About the Author ~ Carol Topolski
Carol Topolski is a practicing psychoanalytic psychotherapist. Her many previous roles include music festival organiser, advertising executive, teacher, nursery school director, director of a rape crisis centre and refuge for battered women, probation officer and film censor. She lives in London and has two grown up daughters and one granddaughter.
Exclusive Amazon.co.uk Interview with Carol Topolski
What is Monster Love about?
Monster Love is about Brendan and Sherilyn Gutteridge, who live an affluent life in a Manchester suburb accessorised by all the objects success can buy cars, houses, clothes but who neglect their child and leave her to die. The story is told in mostly first person accounts by the couple themselves and by those who have been around them in the past and over the course of the childs brief life and death. The evil coiling beneath their surface gloss slowly slides into view and a complicated, three-dimensional picture of two damaged individuals emerges. My ambition was not to exonerate them, but I needed to know why theyd done what they did; why it had seemed so essential to them to rid themselves of their daughter; why they considered her annihilation an act of self-defence.
What inspired you to write it?
I wanted to explore what lies behind the kind of tabloid headlines that scream PERVERT! BEAST! MONSTER! when someone is accused of a heinous crime. Its the kind of shorthand that shuts down thinking and persuades the reader that the remedy is simply to lock the accused away, lose the key and watch society magically return to a state of grace. Killing a child especially your own ranks high in the hierarchy of unconscionable acts, so I embarked on an archaeological dig in the Gutteridges history, hoping to disinter whatever had caused them to kill their child. In my professional life, in different guises, I have struggled to discover what froths behind masks and make sense of things that often appear senseless.
Who are your literary influences?
Whilst my own writing is very character driven, I admire writers who not only situate me in the skin of their characters, but can tell a story. I want to be able to give myself over to a book, so Philip Roths magnificent biography of 20th century America, "American Pastoral, "I Married a Communist" and "The Human Stain" picked me up, held me entranced whilst I read it and put me down, changed. 19th century English writers, too, evoke the emotional theatre of their characters lives in the course of epic, thrilling stories Charles Dickens, of course, George Eliot, Arnold Bennett as do the Russia greats: Dostoyevsky and Tolstoy in particular. I find, however when in the throes of writing that I can barely read not from any fear that I might imitate another author, more that I need to inhabit my own unfettered mind.
If you could recommend just one "must-read book" to anyone, what would it be and why?

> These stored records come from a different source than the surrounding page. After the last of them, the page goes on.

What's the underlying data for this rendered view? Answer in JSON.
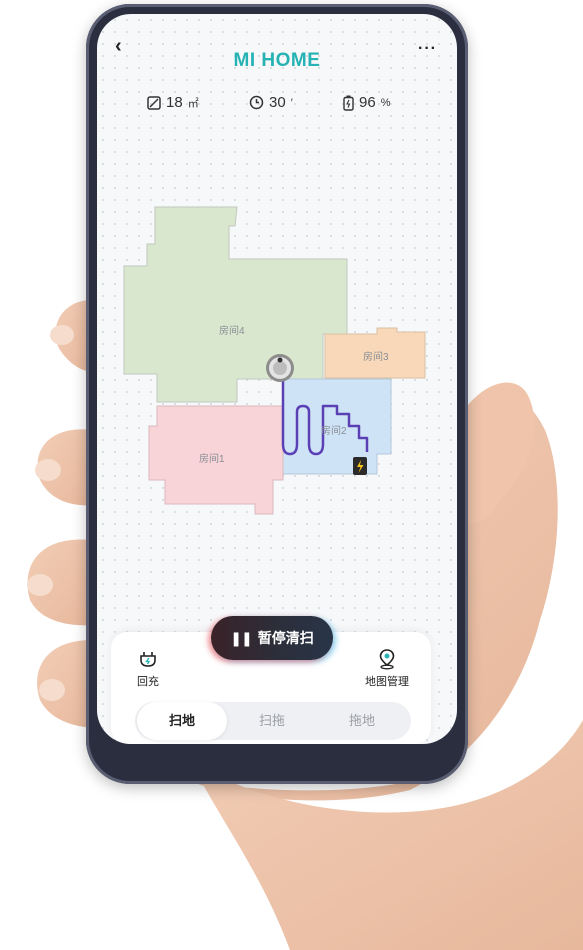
{
  "app": {
    "title": "MI HOME"
  },
  "header": {
    "back_icon": "chevron-left-icon",
    "more_label": "···"
  },
  "stats": [
    {
      "icon": "area-icon",
      "value": "18",
      "unit": "㎡"
    },
    {
      "icon": "clock-icon",
      "value": "30",
      "unit": "′"
    },
    {
      "icon": "battery-icon",
      "value": "96",
      "unit": "%"
    }
  ],
  "map": {
    "rooms": [
      {
        "label": "房间4",
        "color": "#d9e7cf"
      },
      {
        "label": "房间3",
        "color": "#f8d8b8"
      },
      {
        "label": "房间2",
        "color": "#cfe3f7"
      },
      {
        "label": "房间1",
        "color": "#f8d3d8"
      }
    ],
    "path_color": "#5a3fb5",
    "dock_icon": "charging-dock-icon",
    "robot_icon": "robot-vacuum-icon"
  },
  "controls": {
    "pause_label": "暂停清扫",
    "recharge_label": "回充",
    "map_manage_label": "地图管理"
  },
  "modes": [
    {
      "label": "扫地",
      "active": true
    },
    {
      "label": "扫拖",
      "active": false
    },
    {
      "label": "拖地",
      "active": false
    }
  ],
  "colors": {
    "accent": "#27b2b4",
    "background": "#f7f8fa"
  }
}
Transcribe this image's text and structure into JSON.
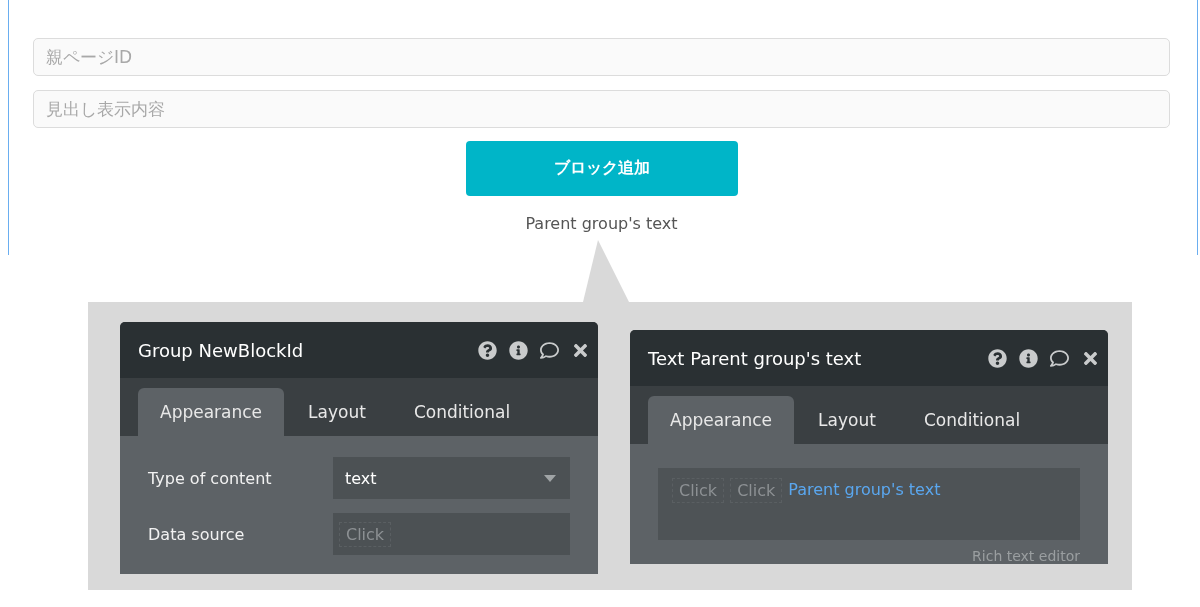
{
  "form": {
    "fields": [
      {
        "placeholder": "親ページID"
      },
      {
        "placeholder": "見出し表示内容"
      }
    ],
    "button": "ブロック追加",
    "caption": "Parent group's text"
  },
  "inspectors": [
    {
      "kind": "properties",
      "title": "Group NewBlockId",
      "tabs": [
        {
          "label": "Appearance",
          "selected": true
        },
        {
          "label": "Layout",
          "selected": false
        },
        {
          "label": "Conditional",
          "selected": false
        }
      ],
      "rows": [
        {
          "label": "Type of content",
          "kind": "dropdown",
          "value": "text"
        },
        {
          "label": "Data source",
          "kind": "dynamic",
          "value": "Click"
        }
      ]
    },
    {
      "kind": "rich_text",
      "title": "Text Parent group's text",
      "tabs": [
        {
          "label": "Appearance",
          "selected": true
        },
        {
          "label": "Layout",
          "selected": false
        },
        {
          "label": "Conditional",
          "selected": false
        }
      ],
      "tokens": [
        {
          "kind": "click",
          "text": "Click"
        },
        {
          "kind": "click",
          "text": "Click"
        },
        {
          "kind": "expression",
          "text": "Parent group's text"
        }
      ],
      "footer": "Rich text editor"
    }
  ]
}
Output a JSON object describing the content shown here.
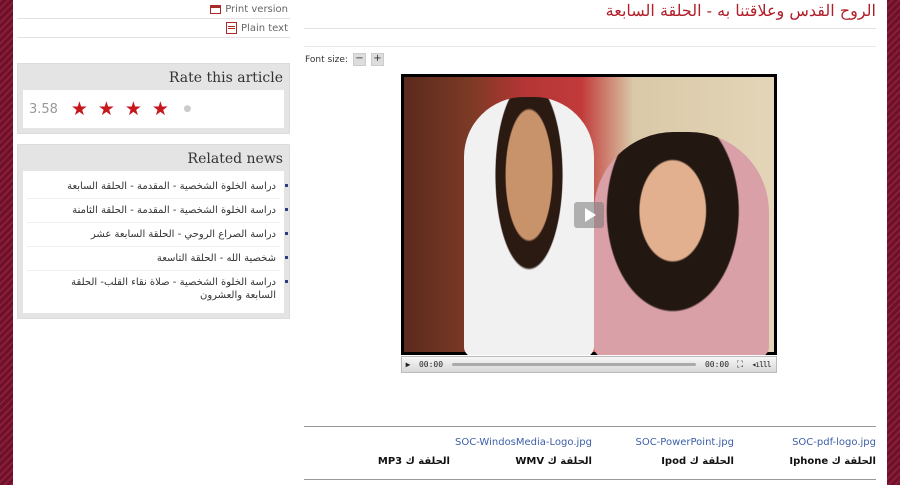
{
  "toolbar": {
    "print_label": "Print version",
    "plain_label": "Plain text"
  },
  "rating": {
    "title": "Rate this article",
    "score": "3.58",
    "stars_value": 3.58,
    "stars_max": 5
  },
  "related": {
    "title": "Related news",
    "items": [
      "دراسة الخلوة الشخصية - المقدمة - الحلقة السابعة",
      "دراسة الخلوة الشخصية - المقدمة - الحلقة الثامنة",
      "دراسة الصراع الروحي - الحلقة السابعة عشر",
      "شخصية الله - الحلقة التاسعة",
      "دراسة الخلوة الشخصية - صلاة نقاء القلب- الحلقة السابعة والعشرون"
    ]
  },
  "article": {
    "title": "الروح القدس وعلاقتنا به - الحلقة السابعة",
    "font_size_label": "Font size:",
    "font_decrease": "−",
    "font_increase": "+"
  },
  "player": {
    "time_current": "00:00",
    "time_total": "00:00",
    "progress": 0
  },
  "downloads": [
    {
      "file": "SOC-pdf-logo.jpg",
      "label": "الحلقة ك Iphone"
    },
    {
      "file": "SOC-PowerPoint.jpg",
      "label": "الحلقة ك Ipod"
    },
    {
      "file": "SOC-WindosMedia-Logo.jpg",
      "label": "الحلقة ك WMV"
    },
    {
      "file": "",
      "label": "الحلقة ك MP3"
    }
  ],
  "colors": {
    "accent": "#c8161d",
    "link": "#3d5fa8",
    "background": "#7a1630"
  }
}
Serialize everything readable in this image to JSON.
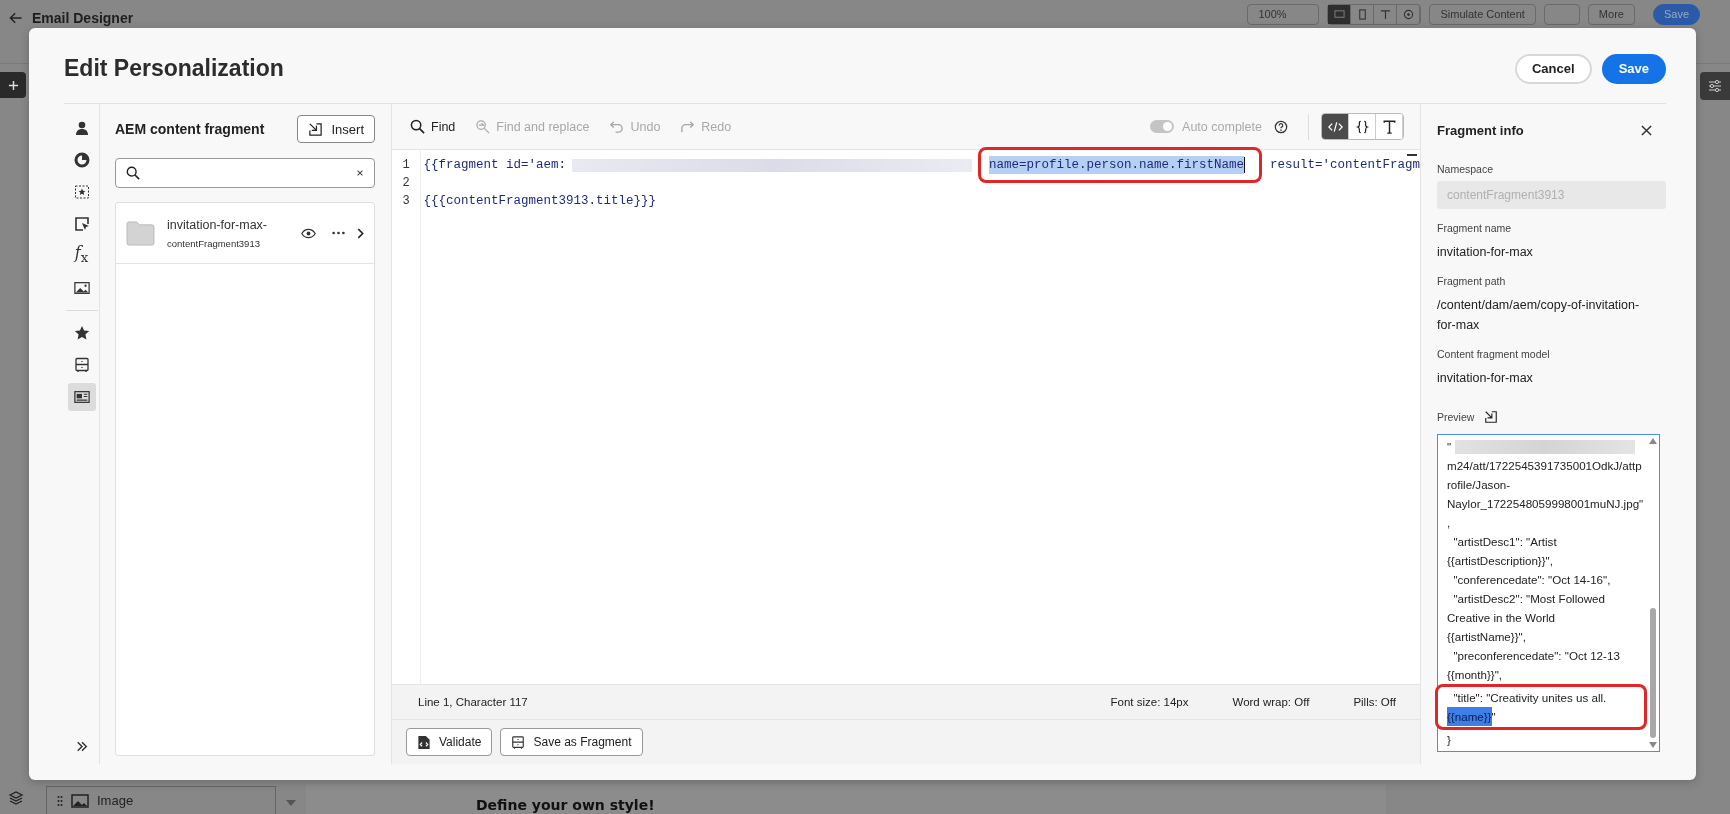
{
  "app": {
    "title": "Email Designer",
    "zoom": "100%",
    "view_modes": [
      {
        "kind": "desktop",
        "selected": true
      },
      {
        "kind": "mobile",
        "selected": false
      },
      {
        "kind": "text",
        "selected": false
      },
      {
        "kind": "preview",
        "selected": false
      }
    ],
    "simulate_button": "Simulate Content",
    "more_button": "More",
    "save_button": "Save",
    "layer_item": "Image",
    "canvas_heading": "Define your own style!"
  },
  "dialog": {
    "title": "Edit Personalization",
    "cancel_button": "Cancel",
    "save_button": "Save",
    "rail_groups": [
      {
        "items": [
          {
            "kind": "person",
            "selected": false
          },
          {
            "kind": "segment",
            "selected": false
          },
          {
            "kind": "offer",
            "selected": false
          },
          {
            "kind": "cursor",
            "selected": false
          },
          {
            "kind": "function",
            "label": "*f*$_{x}$",
            "selected": false
          },
          {
            "kind": "image",
            "selected": false
          }
        ]
      },
      {
        "items": [
          {
            "kind": "favorite",
            "selected": false
          },
          {
            "kind": "fragment",
            "selected": false
          },
          {
            "kind": "content",
            "selected": true
          }
        ]
      }
    ],
    "fragments": {
      "title": "AEM content fragment",
      "insert_button": "Insert",
      "items": [
        {
          "name": "invitation-for-max-",
          "id": "contentFragment3913"
        }
      ]
    },
    "editor": {
      "toolbar": [
        {
          "kind": "find",
          "label": "Find",
          "disabled": false
        },
        {
          "kind": "replace",
          "label": "Find and replace",
          "disabled": true
        },
        {
          "kind": "undo",
          "label": "Undo",
          "disabled": true
        },
        {
          "kind": "redo",
          "label": "Redo",
          "disabled": true
        }
      ],
      "autocomplete": {
        "label": "Auto complete",
        "on": true,
        "disabled": true
      },
      "modes": [
        {
          "kind": "code",
          "selected": true
        },
        {
          "kind": "braces",
          "selected": false
        },
        {
          "kind": "text",
          "selected": false
        }
      ],
      "lines": [
        {
          "number": "1",
          "segments": [
            {
              "kind": "text",
              "text": "{{fragment id='aem:"
            },
            {
              "kind": "redacted"
            },
            {
              "kind": "text",
              "text": "name=profile.person.name.firstName",
              "selected": true,
              "annotated": true
            },
            {
              "kind": "text",
              "text": " result='contentFragm"
            }
          ]
        },
        {
          "number": "2"
        },
        {
          "number": "3",
          "segments": [
            {
              "kind": "text",
              "text": "{{{contentFragment3913.title}}}"
            }
          ]
        }
      ],
      "status": {
        "position": "Line 1, Character 117",
        "settings": [
          "Font size: 14px",
          "Word wrap: Off",
          "Pills: Off"
        ]
      },
      "actions": [
        {
          "kind": "validate",
          "label": "Validate"
        },
        {
          "kind": "fragment",
          "label": "Save as Fragment"
        }
      ]
    },
    "info": {
      "title": "Fragment info",
      "namespace": {
        "label": "Namespace",
        "value": "contentFragment3913",
        "disabled": true
      },
      "fields": [
        {
          "label": "Fragment name",
          "value": "invitation-for-max"
        },
        {
          "label": "Fragment path",
          "value": "/content/dam/aem/copy-of-invitation-for-max"
        },
        {
          "label": "Content fragment model",
          "value": "invitation-for-max"
        }
      ],
      "preview_label": "Preview",
      "preview_lines": [
        {
          "segments": [
            {
              "kind": "text",
              "text": "\""
            },
            {
              "kind": "redacted"
            }
          ]
        },
        {
          "segments": [
            {
              "kind": "text",
              "text": "m24/att/1722545391735001OdkJ/attp"
            }
          ]
        },
        {
          "segments": [
            {
              "kind": "text",
              "text": "rofile/Jason-"
            }
          ]
        },
        {
          "segments": [
            {
              "kind": "text",
              "text": "Naylor_1722548059998001muNJ.jpg\""
            }
          ]
        },
        {
          "segments": [
            {
              "kind": "text",
              "text": ","
            }
          ]
        },
        {
          "segments": [
            {
              "kind": "text",
              "text": "  \"artistDesc1\": \"Artist"
            }
          ]
        },
        {
          "segments": [
            {
              "kind": "text",
              "text": "{{artistDescription}}\","
            }
          ]
        },
        {
          "segments": [
            {
              "kind": "text",
              "text": "  \"conferencedate\": \"Oct 14-16\","
            }
          ]
        },
        {
          "segments": [
            {
              "kind": "text",
              "text": "  \"artistDesc2\": \"Most Followed"
            }
          ]
        },
        {
          "segments": [
            {
              "kind": "text",
              "text": "Creative in the World"
            }
          ]
        },
        {
          "segments": [
            {
              "kind": "text",
              "text": "{{artistName}}\","
            }
          ]
        },
        {
          "segments": [
            {
              "kind": "text",
              "text": "  \"preconferencedate\": \"Oct 12-13"
            }
          ]
        },
        {
          "segments": [
            {
              "kind": "text",
              "text": "{{month}}\","
            }
          ]
        },
        {
          "segments": [
            {
              "kind": "text",
              "text": "  \"title\": \"Creativity unites us all."
            }
          ],
          "annotated": true
        },
        {
          "segments": [
            {
              "kind": "text",
              "text": "{{name}}",
              "selected": true
            },
            {
              "kind": "text",
              "text": "\""
            }
          ],
          "annotated": true
        },
        {
          "segments": [
            {
              "kind": "text",
              "text": "}"
            }
          ]
        }
      ]
    }
  }
}
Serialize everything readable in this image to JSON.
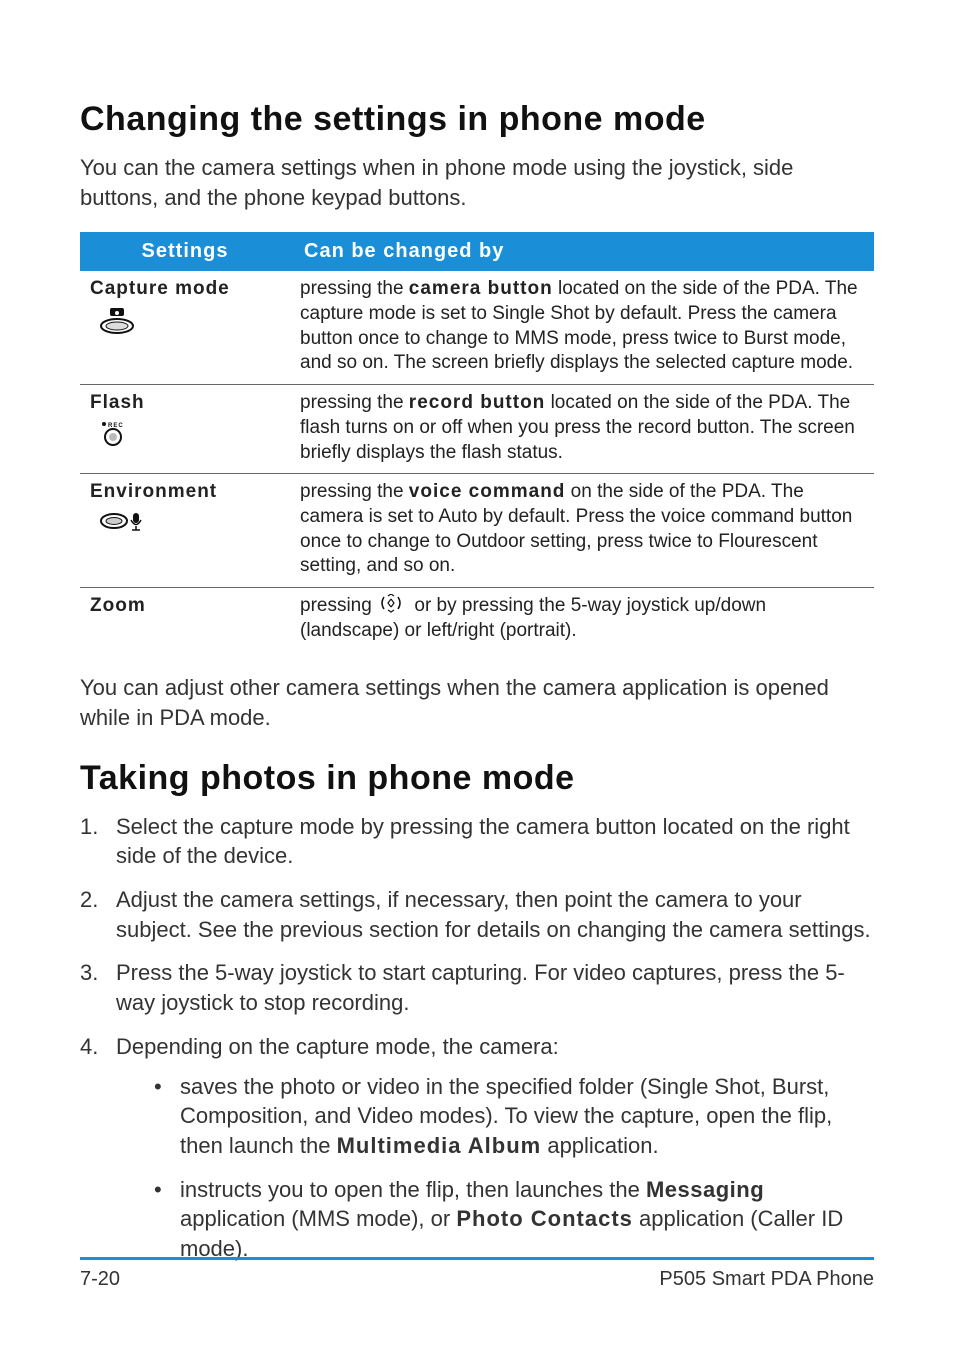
{
  "headings": {
    "changing_settings": "Changing the settings in phone mode",
    "taking_photos": "Taking photos in phone mode"
  },
  "paragraphs": {
    "intro1": "You can the camera settings when in phone mode using the joystick, side buttons, and the phone keypad buttons.",
    "intro2": "You can adjust other camera settings when the camera application is opened while in PDA mode."
  },
  "table": {
    "header_settings": "Settings",
    "header_changed_by": "Can be changed by",
    "rows": [
      {
        "name": "Capture mode",
        "desc_pre": "pressing the ",
        "desc_bold": "camera button",
        "desc_post": " located on the side of the PDA. The capture mode is set to Single Shot by default. Press the camera button once to change to MMS mode, press twice to Burst mode, and so on. The screen briefly displays the selected capture mode."
      },
      {
        "name": "Flash",
        "desc_pre": "pressing the ",
        "desc_bold": "record button",
        "desc_post": " located on the side of the PDA. The flash turns on or off when you press the record button. The screen briefly displays the flash status."
      },
      {
        "name": "Environment",
        "desc_pre": "pressing the ",
        "desc_bold": "voice command",
        "desc_post": " on the side of the PDA. The camera is set to Auto by default. Press the voice command button once to change to Outdoor setting, press twice to Flourescent setting, and so on."
      },
      {
        "name": "Zoom",
        "desc_pre": "pressing ",
        "desc_bold": "",
        "desc_post": " or by pressing the 5-way joystick up/down (landscape) or left/right (portrait)."
      }
    ]
  },
  "steps": {
    "s1": "Select the capture mode by pressing the camera button located on the right side of the device.",
    "s2": "Adjust the camera settings, if necessary, then point the camera to your subject. See the previous section for details on changing the camera settings.",
    "s3": "Press the 5-way joystick to start capturing. For video captures, press the 5-way joystick to stop recording.",
    "s4": "Depending on the capture mode, the camera:",
    "b1_pre": "saves the photo or video in the specified folder (Single Shot, Burst, Composition, and Video modes). To view the capture, open the flip, then launch the ",
    "b1_bold": "Multimedia Album",
    "b1_post": " application.",
    "b2_pre": "instructs you to open the flip, then launches the ",
    "b2_bold1": "Messaging",
    "b2_mid": " application (MMS mode), or ",
    "b2_bold2": "Photo Contacts",
    "b2_post": " application (Caller ID mode)."
  },
  "footer": {
    "left": "7-20",
    "right": "P505 Smart PDA Phone"
  }
}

Blindness by Jose Saramago, a Nobel prize winning Portuguese writer. In the course of writing of a people struck by a plague in his inimitable, difficult, eccentric style, he explores the notion of community, the nature of exclusion, of identity, the tentacular hold of implacable governments and how friable civilisations veneer really is.
What top tips do you have for anyone looking to write their first book?
Take your time, both in the preparation and the writing of your book. Sit with your characters as though youve invited them in for a leisurely meal. Know how theyd feel if they cut their finger, what fruit they like, what holiday they took when they were seven, what smell disgusts them, what weather inspires them. Even if you use nothing of that on the page, that knowledge of their emotional geography brings them to life. Prepare to be surprised, to be shocked, when writing; when a storys going well it will write itself in mysterious ways. A character who seemed essential when the days writing began may well be dead by nightfall. Let that happen. Your first draft is your raw material which will need shaping, polishing, diminishing, aggrandising. Be bold in what you cast out. Take Quiller Couchs advice to "murder all your darlings": if you rock back on your heels in admiration of a phrase or a paragraph, its probably indulgent and needs to go. Know that what seemed remarkable two weeks two months ago may have become pedestrian when you look at it again. Enjoy yourself.